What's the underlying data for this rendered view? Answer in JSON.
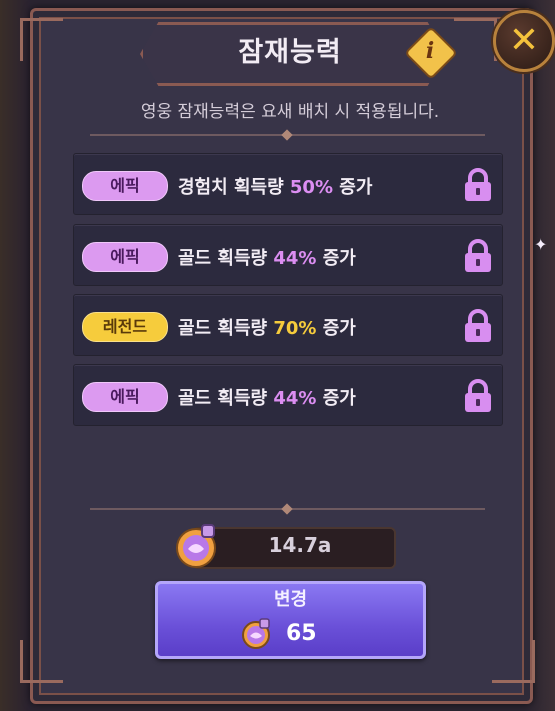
{
  "header": {
    "title": "잠재능력",
    "info_icon": "info-icon",
    "close_icon": "close-icon"
  },
  "subtitle": "영웅 잠재능력은 요새 배치 시 적용됩니다.",
  "abilities": [
    {
      "rarity": "에픽",
      "rarity_type": "epic",
      "prefix": "경험치 획득량 ",
      "value": "50%",
      "suffix": " 증가",
      "locked": true
    },
    {
      "rarity": "에픽",
      "rarity_type": "epic",
      "prefix": "골드 획득량 ",
      "value": "44%",
      "suffix": " 증가",
      "locked": true
    },
    {
      "rarity": "레전드",
      "rarity_type": "legend",
      "prefix": "골드 획득량 ",
      "value": "70%",
      "suffix": " 증가",
      "locked": true
    },
    {
      "rarity": "에픽",
      "rarity_type": "epic",
      "prefix": "골드 획득량 ",
      "value": "44%",
      "suffix": " 증가",
      "locked": true
    }
  ],
  "currency": {
    "icon": "potion-orb-icon",
    "amount": "14.7a"
  },
  "change_button": {
    "label": "변경",
    "cost": "65",
    "cost_icon": "potion-orb-icon"
  },
  "colors": {
    "epic": "#dc9af0",
    "legend": "#f6cc3c",
    "lock": "#d88ef0",
    "button": "#6a50d8"
  }
}
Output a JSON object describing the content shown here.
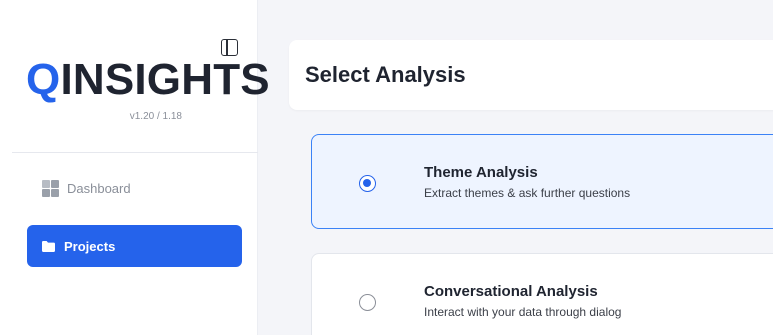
{
  "sidebar": {
    "logo_q": "Q",
    "logo_rest": "INSIGHTS",
    "version": "v1.20 / 1.18",
    "items": [
      {
        "label": "Dashboard"
      },
      {
        "label": "Projects"
      }
    ]
  },
  "main": {
    "title": "Select Analysis",
    "options": [
      {
        "title": "Theme Analysis",
        "description": "Extract themes & ask further questions",
        "selected": true
      },
      {
        "title": "Conversational Analysis",
        "description": "Interact with your data through dialog",
        "selected": false
      }
    ]
  },
  "colors": {
    "accent": "#2563eb",
    "selected_bg": "#eef4ff",
    "background": "#f4f5f9"
  }
}
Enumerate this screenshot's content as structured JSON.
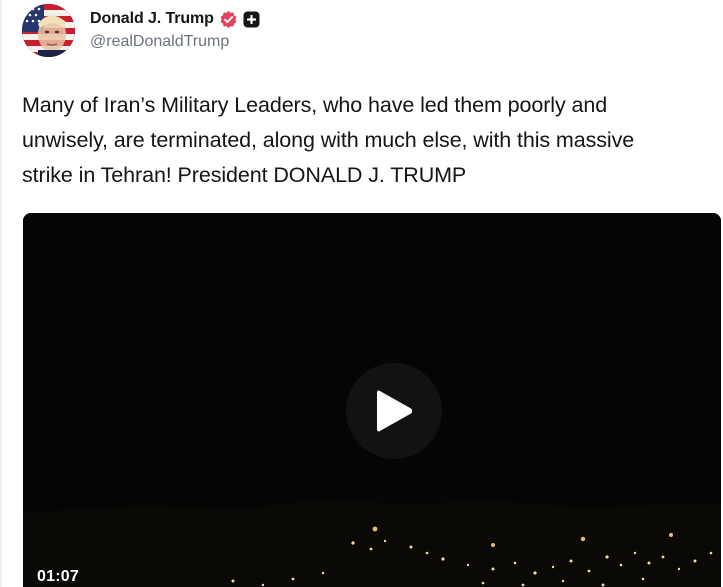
{
  "author": {
    "display_name": "Donald J. Trump",
    "handle": "@realDonaldTrump",
    "avatar_icon": "portrait-flag-avatar",
    "verified_icon": "verified-badge-icon",
    "verified_color": "#e3405c",
    "plus_icon": "plus-badge-icon"
  },
  "post": {
    "lines": [
      "Many of Iran’s Military Leaders, who have led them poorly and",
      "unwisely, are terminated, along with much else, with this massive",
      "strike in Tehran! President DONALD J. TRUMP"
    ]
  },
  "video": {
    "duration": "01:07",
    "play_icon": "play-icon",
    "background_color": "#050505"
  },
  "colors": {
    "text_primary": "#141519",
    "text_secondary": "#6b7280"
  }
}
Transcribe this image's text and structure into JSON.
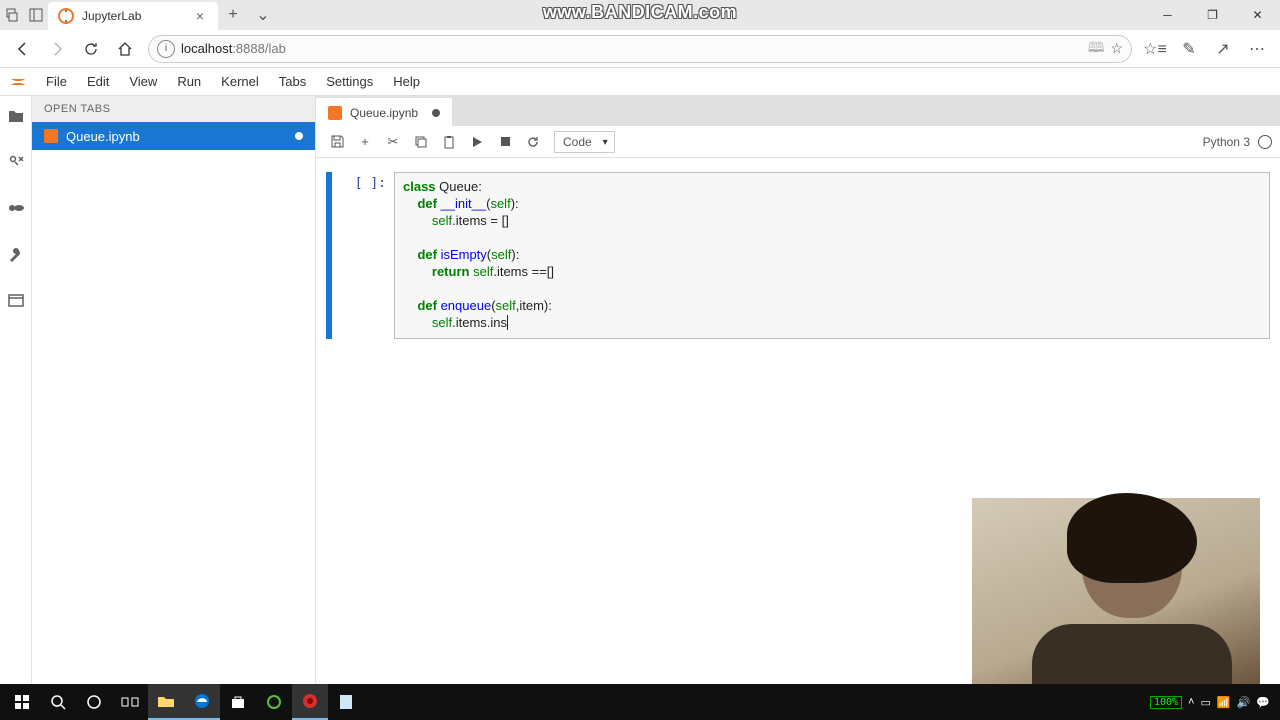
{
  "browser": {
    "tab_title": "JupyterLab",
    "url_prefix": "localhost",
    "url_suffix": ":8888/lab"
  },
  "watermark": "www.BANDICAM.com",
  "jlab_menu": [
    "File",
    "Edit",
    "View",
    "Run",
    "Kernel",
    "Tabs",
    "Settings",
    "Help"
  ],
  "left_panel": {
    "header": "OPEN TABS",
    "file": "Queue.ipynb"
  },
  "notebook": {
    "tab_label": "Queue.ipynb",
    "cell_type": "Code",
    "kernel": "Python 3",
    "prompt": "[ ]:"
  },
  "code": {
    "l1a": "class",
    "l1b": " Queue:",
    "l2a": "    def",
    "l2b": " __init__",
    "l2c": "(",
    "l2d": "self",
    "l2e": "):",
    "l3a": "        ",
    "l3b": "self",
    "l3c": ".items = []",
    "l4": "",
    "l5a": "    def",
    "l5b": " isEmpty",
    "l5c": "(",
    "l5d": "self",
    "l5e": "):",
    "l6a": "        return",
    "l6b": " ",
    "l6c": "self",
    "l6d": ".items ==[]",
    "l7": "",
    "l8a": "    def",
    "l8b": " enqueue",
    "l8c": "(",
    "l8d": "self",
    "l8e": ",item):",
    "l9a": "        ",
    "l9b": "self",
    "l9c": ".items.ins"
  },
  "taskbar": {
    "battery_label": "100%"
  }
}
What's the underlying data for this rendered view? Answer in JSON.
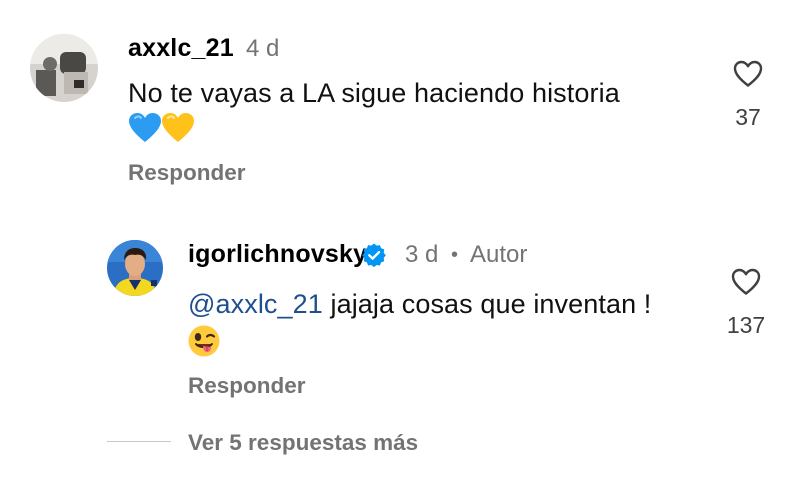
{
  "comments": [
    {
      "username": "axxlc_21",
      "time": "4 d",
      "text": "No te vayas a LA sigue haciendo historia",
      "emoji": [
        "blue-heart",
        "yellow-heart"
      ],
      "likes": "37",
      "reply_label": "Responder"
    },
    {
      "username": "igorlichnovsky",
      "verified": true,
      "time": "3 d",
      "separator": "•",
      "author_badge": "Autor",
      "mention": "@axxlc_21",
      "text": "jajaja cosas que inventan !",
      "emoji": [
        "winking-face-with-tongue"
      ],
      "likes": "137",
      "reply_label": "Responder"
    }
  ],
  "view_replies_label": "Ver 5 respuestas más",
  "colors": {
    "secondary_text": "#737373",
    "mention": "#1f4f8f",
    "verified_badge": "#0095f6",
    "blue_heart": "#2c9cf2",
    "yellow_heart": "#ffc21a",
    "emoji_face": "#ffcb3d"
  }
}
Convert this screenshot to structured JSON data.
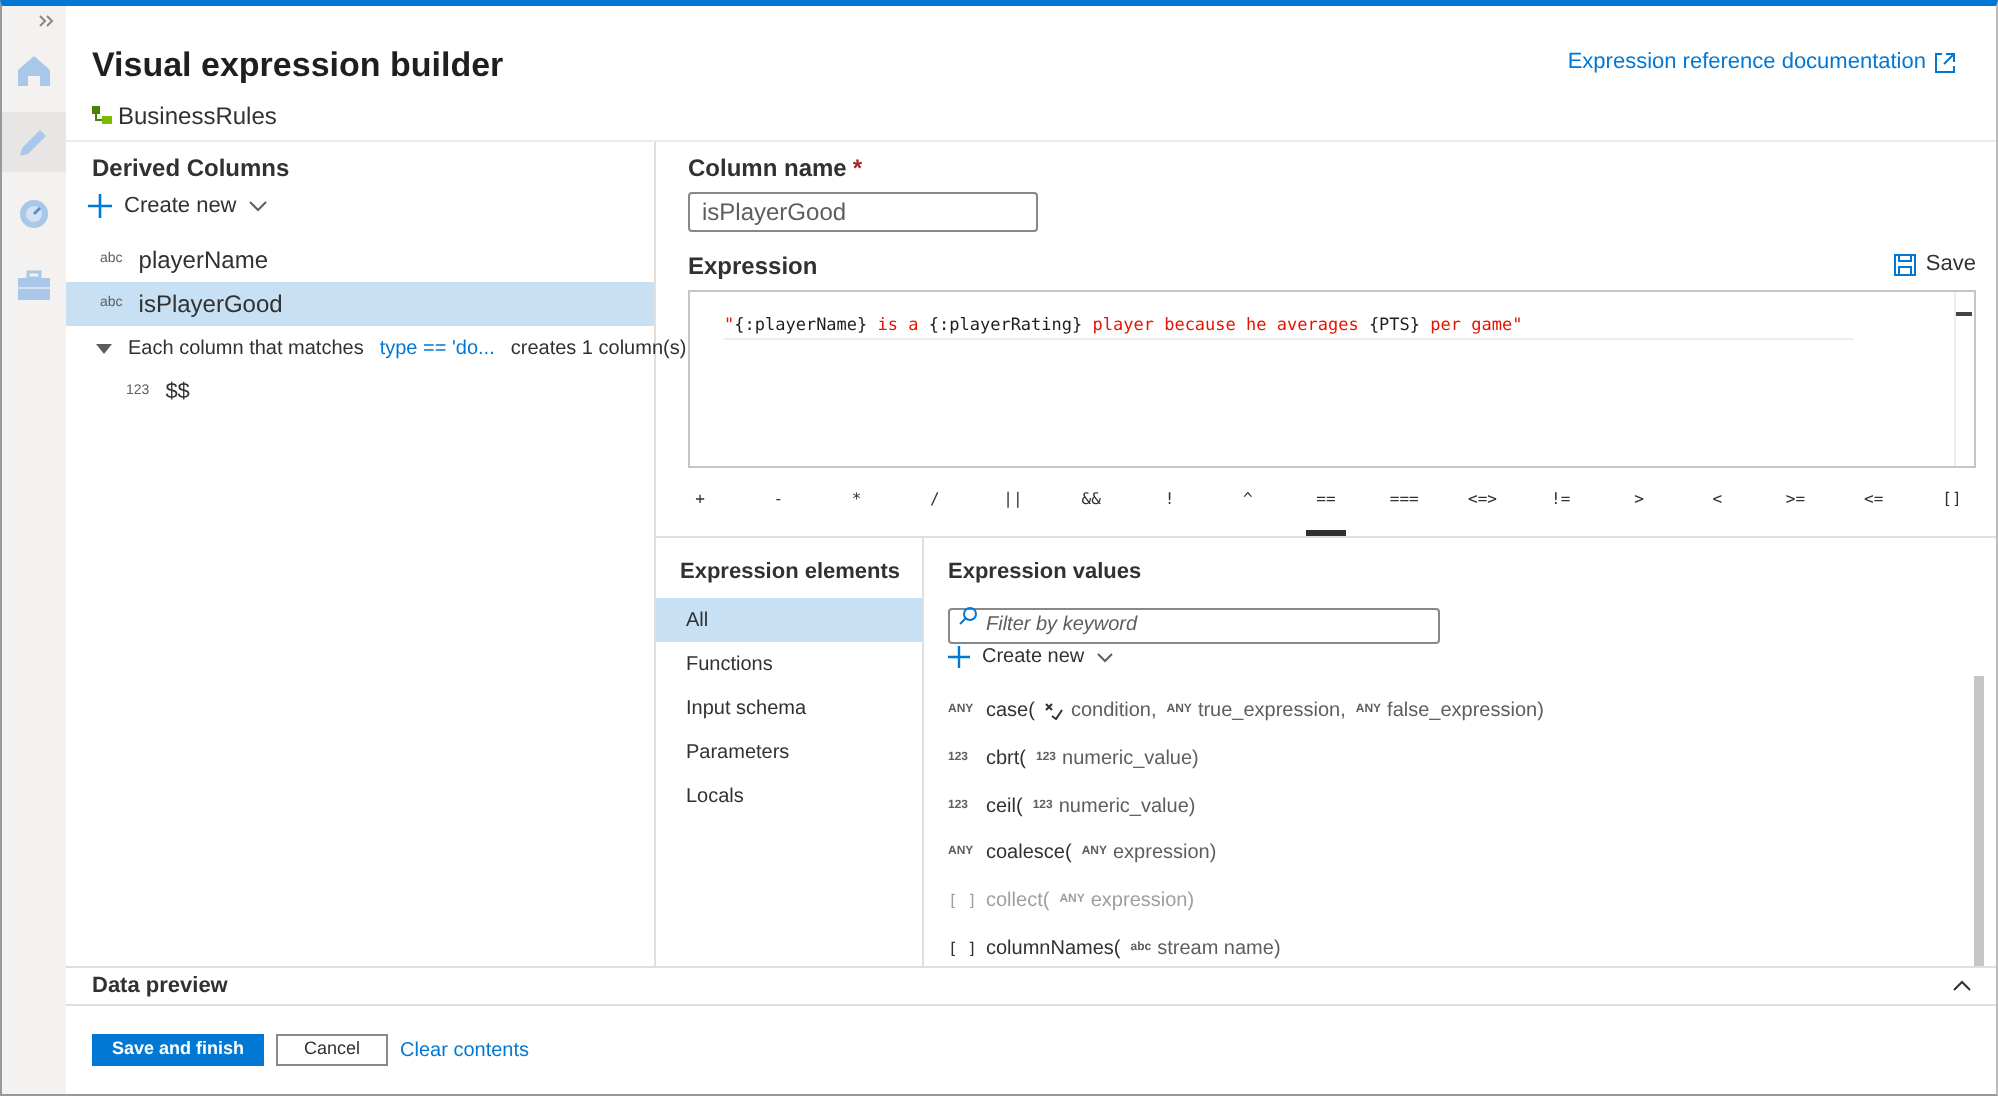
{
  "title": "Visual expression builder",
  "subtitle": "BusinessRules",
  "doc_link": "Expression reference documentation",
  "nav": [
    {
      "kind": "home",
      "selected": false
    },
    {
      "kind": "pencil",
      "selected": true
    },
    {
      "kind": "gauge",
      "selected": false
    },
    {
      "kind": "toolbox",
      "selected": false
    }
  ],
  "derived": {
    "heading": "Derived Columns",
    "create_new": "Create new",
    "columns": [
      {
        "type": "abc",
        "name": "playerName",
        "selected": false
      },
      {
        "type": "abc",
        "name": "isPlayerGood",
        "selected": true
      }
    ],
    "pattern": {
      "expanded": true,
      "label": "Each column that matches",
      "condition": "type == 'do...",
      "result": "creates 1 column(s)",
      "children": [
        {
          "type": "123",
          "name": "$$"
        }
      ]
    }
  },
  "column_name": {
    "label": "Column name",
    "required": true,
    "value": "isPlayerGood"
  },
  "expression": {
    "label": "Expression",
    "save": "Save",
    "segments": [
      {
        "kind": "string",
        "text": "\""
      },
      {
        "kind": "code",
        "text": "{:playerName}"
      },
      {
        "kind": "string",
        "text": " is a "
      },
      {
        "kind": "code",
        "text": "{:playerRating}"
      },
      {
        "kind": "string",
        "text": " player because he averages "
      },
      {
        "kind": "code",
        "text": "{PTS}"
      },
      {
        "kind": "string",
        "text": " per game\""
      }
    ]
  },
  "operators": [
    {
      "label": "+",
      "selected": false
    },
    {
      "label": "-",
      "selected": false
    },
    {
      "label": "*",
      "selected": false
    },
    {
      "label": "/",
      "selected": false
    },
    {
      "label": "||",
      "selected": false
    },
    {
      "label": "&&",
      "selected": false
    },
    {
      "label": "!",
      "selected": false
    },
    {
      "label": "^",
      "selected": false
    },
    {
      "label": "==",
      "selected": true
    },
    {
      "label": "===",
      "selected": false
    },
    {
      "label": "<=>",
      "selected": false
    },
    {
      "label": "!=",
      "selected": false
    },
    {
      "label": ">",
      "selected": false
    },
    {
      "label": "<",
      "selected": false
    },
    {
      "label": ">=",
      "selected": false
    },
    {
      "label": "<=",
      "selected": false
    },
    {
      "label": "[]",
      "selected": false
    }
  ],
  "elements": {
    "heading": "Expression elements",
    "items": [
      {
        "label": "All",
        "selected": true
      },
      {
        "label": "Functions",
        "selected": false
      },
      {
        "label": "Input schema",
        "selected": false
      },
      {
        "label": "Parameters",
        "selected": false
      },
      {
        "label": "Locals",
        "selected": false
      }
    ]
  },
  "values": {
    "heading": "Expression values",
    "placeholder": "Filter by keyword",
    "create_new": "Create new",
    "functions": [
      {
        "type": "ANY",
        "name": "case(",
        "disabled": false,
        "params": [
          {
            "kind": "boolean",
            "text": "condition,"
          },
          {
            "kind": "badge",
            "type": "ANY",
            "text": "true_expression,"
          },
          {
            "kind": "badge",
            "type": "ANY",
            "text": "false_expression)"
          }
        ]
      },
      {
        "type": "123",
        "name": "cbrt(",
        "disabled": false,
        "params": [
          {
            "kind": "badge",
            "type": "123",
            "text": "numeric_value)"
          }
        ]
      },
      {
        "type": "123",
        "name": "ceil(",
        "disabled": false,
        "params": [
          {
            "kind": "badge",
            "type": "123",
            "text": "numeric_value)"
          }
        ]
      },
      {
        "type": "ANY",
        "name": "coalesce(",
        "disabled": false,
        "params": [
          {
            "kind": "badge",
            "type": "ANY",
            "text": "expression)"
          }
        ]
      },
      {
        "type": "[ ]",
        "name": "collect(",
        "disabled": true,
        "params": [
          {
            "kind": "badge",
            "type": "ANY",
            "text": "expression)"
          }
        ]
      },
      {
        "type": "[ ]",
        "name": "columnNames(",
        "disabled": false,
        "params": [
          {
            "kind": "badge",
            "type": "abc",
            "text": "stream name)"
          }
        ]
      }
    ]
  },
  "data_preview": {
    "label": "Data preview",
    "expanded": false
  },
  "buttons": [
    {
      "kind": "primary",
      "label": "Save and finish"
    },
    {
      "kind": "secondary",
      "label": "Cancel"
    },
    {
      "kind": "link",
      "label": "Clear contents"
    }
  ]
}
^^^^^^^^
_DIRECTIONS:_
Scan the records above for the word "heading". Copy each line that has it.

_ANSWER SECTION:_
    "heading": "Derived Columns",
    "heading": "Expression elements",
    "heading": "Expression values",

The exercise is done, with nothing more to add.